The food supply chain contributes 19-29% of global GHG emissions of which the majority of food system emissions occur at the farm level (80%–86%); the remainder comes from pre-farmgate production and post-farmgate activities such as processing, packaging, refrigeration, transport, retail, catering, domestic food management and waste disposal.
Climate change also poses significant risks to agriculture ecosystems, potentially affecting productive uses of agriculture resources and related socio-economic systems. Technologies involved in indoor farming are a solution to providing healthy and sustainable food around the globe as it doesn’t require pesticides and other chemical compounds. What’s more most technologies have reduced the water consumption by 90% compared to conventional farms and use much less space when comparing their yearly output. At its beginning, ESG’s and other green bonds did not include agriculture, but the Development of the Agriculture Criteria originally began through the development of Land Use Criteria back in 2014. The remit of the original Land Use Criteria was to develop Criteria that would work for forestry, agriculture and other land use.
However, to improve the low carbon ambition of each sub-sector it was decided that the land sector should be tackled by several separate Criteria. Forestry Criteria were developed first, and the Agriculture Criteria now follow. In both cases (Forestry & Agriculture), the Criteria build on the principles established by the original Land Use Criteria work. The scope of the Agriculture Criteria includes cropland, grassland, livestock, and controlled environment agriculture, such as vertical farming or hydroponics.
Therefore, future projects in indoor farming may as well benefit from green bonds and ESG bonds to develop as opposed to conventional equity-related investments.
The greenwashing problem
As precise in the introduction, Green bonds are an opportunity for investors to yield considerable revenues whilst funding a sustainable project. However, it largely depends on the definition countries have of sustainability or the definition they want to give. Despite its rise over the last decade, some countries often use that to “greenwash” their projects, i.e. making it look like a green project when it’s not.
Recent examples include Chinese companies investing in a more energy-efficient coal plant but labelling it as a green bond, the state of Queensland issuing bonds to protect the coral reefs but increasing their investments in coal projects or Nike investing in green bonds but dealing in the same time in child labour scandals within its supply chain.
On the other hand, some projects seem green but have substantial evidence to have long-term environmental problems. One of the most recent examples is Hydrogen, which is deemed one of the potential green replacements for oil and attracts investment from banks and/or hedge funds. Even if its usage does not have substantial carbon emissions, the initial production phases do if the hydrogen is derived from fossil fuels.

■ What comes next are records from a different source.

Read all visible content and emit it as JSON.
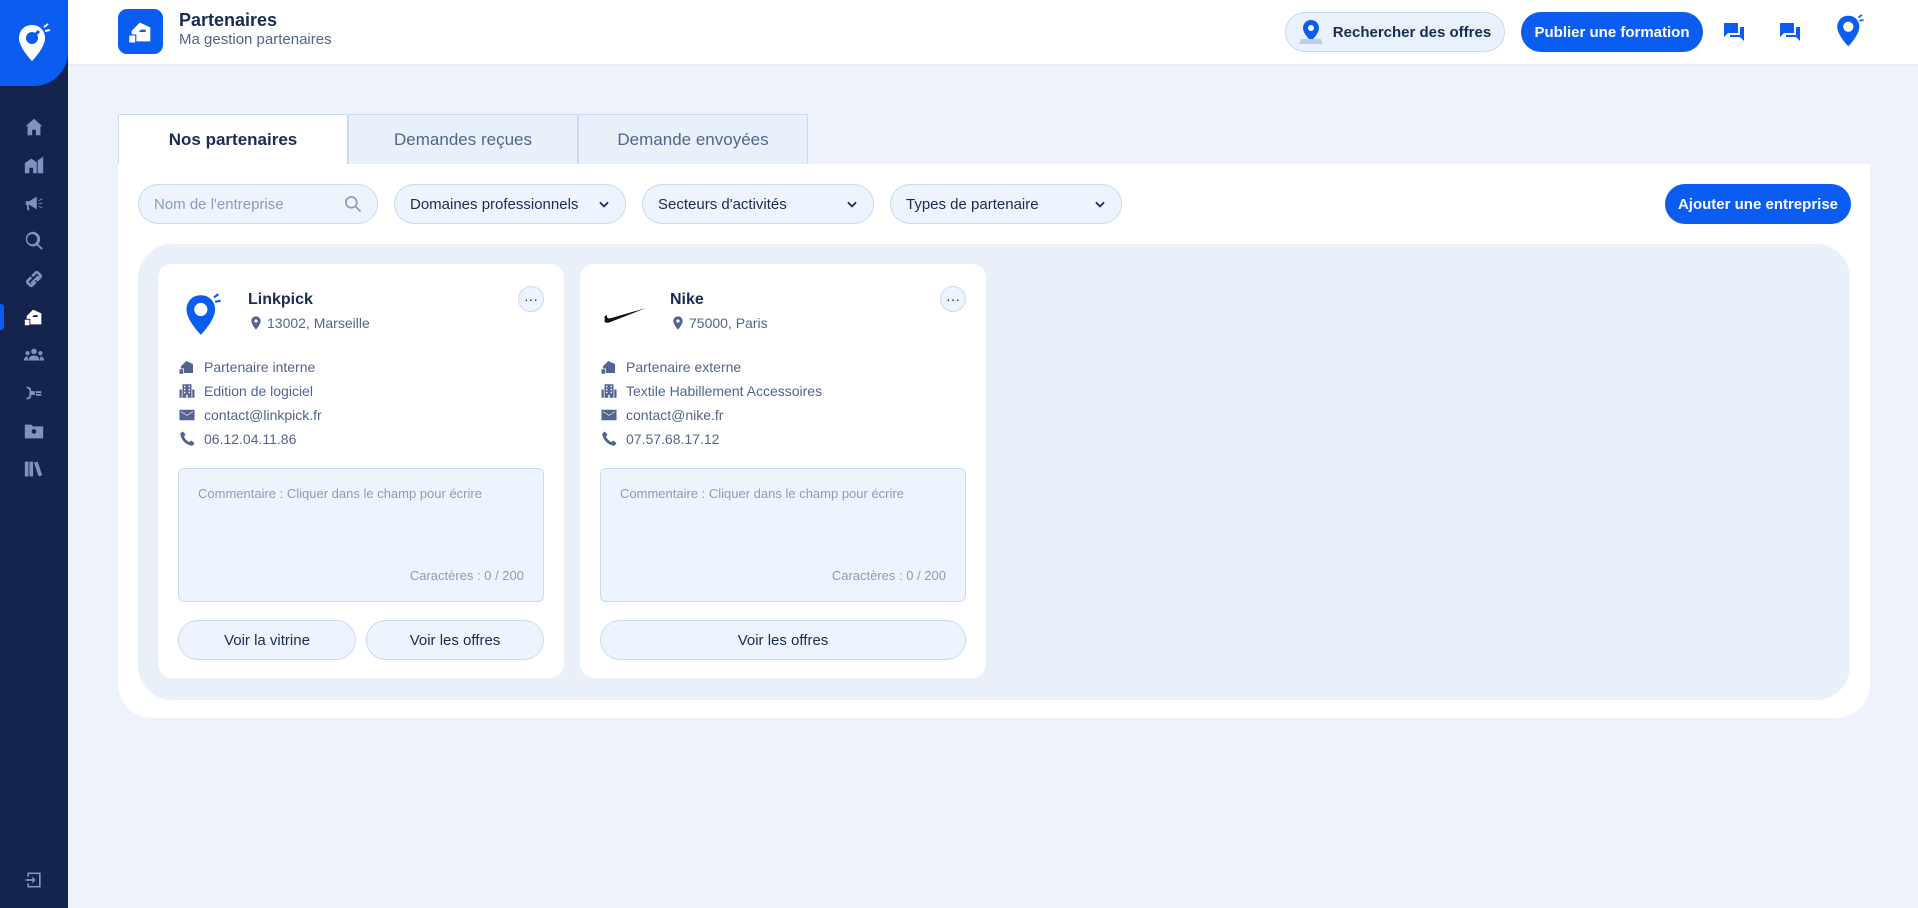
{
  "header": {
    "title": "Partenaires",
    "subtitle": "Ma gestion partenaires",
    "search_offers_label": "Rechercher des offres",
    "publish_label": "Publier une formation"
  },
  "sidebar": {
    "items": [
      {
        "icon": "home-icon"
      },
      {
        "icon": "buildings-icon"
      },
      {
        "icon": "megaphone-icon"
      },
      {
        "icon": "search-globe-icon"
      },
      {
        "icon": "link-icon"
      },
      {
        "icon": "partners-icon",
        "active": true
      },
      {
        "icon": "group-icon"
      },
      {
        "icon": "plug-icon"
      },
      {
        "icon": "contact-folder-icon"
      },
      {
        "icon": "books-icon"
      }
    ],
    "logout_icon": "logout-icon"
  },
  "tabs": [
    {
      "label": "Nos partenaires",
      "active": true
    },
    {
      "label": "Demandes reçues",
      "active": false
    },
    {
      "label": "Demande envoyées",
      "active": false
    }
  ],
  "filters": {
    "company_placeholder": "Nom de l'entreprise",
    "domains_label": "Domaines professionnels",
    "sectors_label": "Secteurs d'activités",
    "types_label": "Types de partenaire",
    "add_label": "Ajouter une entreprise"
  },
  "cards": [
    {
      "name": "Linkpick",
      "location": "13002, Marseille",
      "partner_type": "Partenaire interne",
      "sector": "Edition de logiciel",
      "email": "contact@linkpick.fr",
      "phone": "06.12.04.11.86",
      "comment_placeholder": "Commentaire : Cliquer dans le champ pour écrire",
      "char_count": "Caractères : 0 / 200",
      "btn_vitrine": "Voir la vitrine",
      "btn_offres": "Voir les offres"
    },
    {
      "name": "Nike",
      "location": "75000, Paris",
      "partner_type": "Partenaire externe",
      "sector": "Textile Habillement Accessoires",
      "email": "contact@nike.fr",
      "phone": "07.57.68.17.12",
      "comment_placeholder": "Commentaire : Cliquer dans le champ pour écrire",
      "char_count": "Caractères : 0 / 200",
      "btn_offres": "Voir les offres"
    }
  ],
  "colors": {
    "primary": "#0b5cf0",
    "sidebar": "#14244f",
    "background": "#eef3fb",
    "text": "#1a2b55",
    "muted": "#52648f",
    "border": "#c9d9f2"
  }
}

ESG bonds can become one of the solutions for sustainability transitions in countries. It offers an opportunity for every stakeholder as investors can yield substantial revenues from fixed income, companies can easily fund their projects and, the general public can benefit from it as it can decrease air pollution as well as create jobs.
On the flip side, organizations such as the World Bank, the IMF or countries have to agree on a common definition of what constitutes a green project or a social project for it to be effective worldwide. Besides, the increased usage of ESG scores from financial institutions such as JP Morgan, Goldman Sachs and others can become a good indicator of the long-term performance of a particular company if and only if there is a unique definition.
As Green Bonds and ESG’s are fixed income instruments, their presence in indoor farming would result in rising costs for an industry overwhelmed in capital and ongoing expenses. Would investors still be attracted by such a form of investment? Would farms be profitable with it? Would it force companies to decrease their expenses?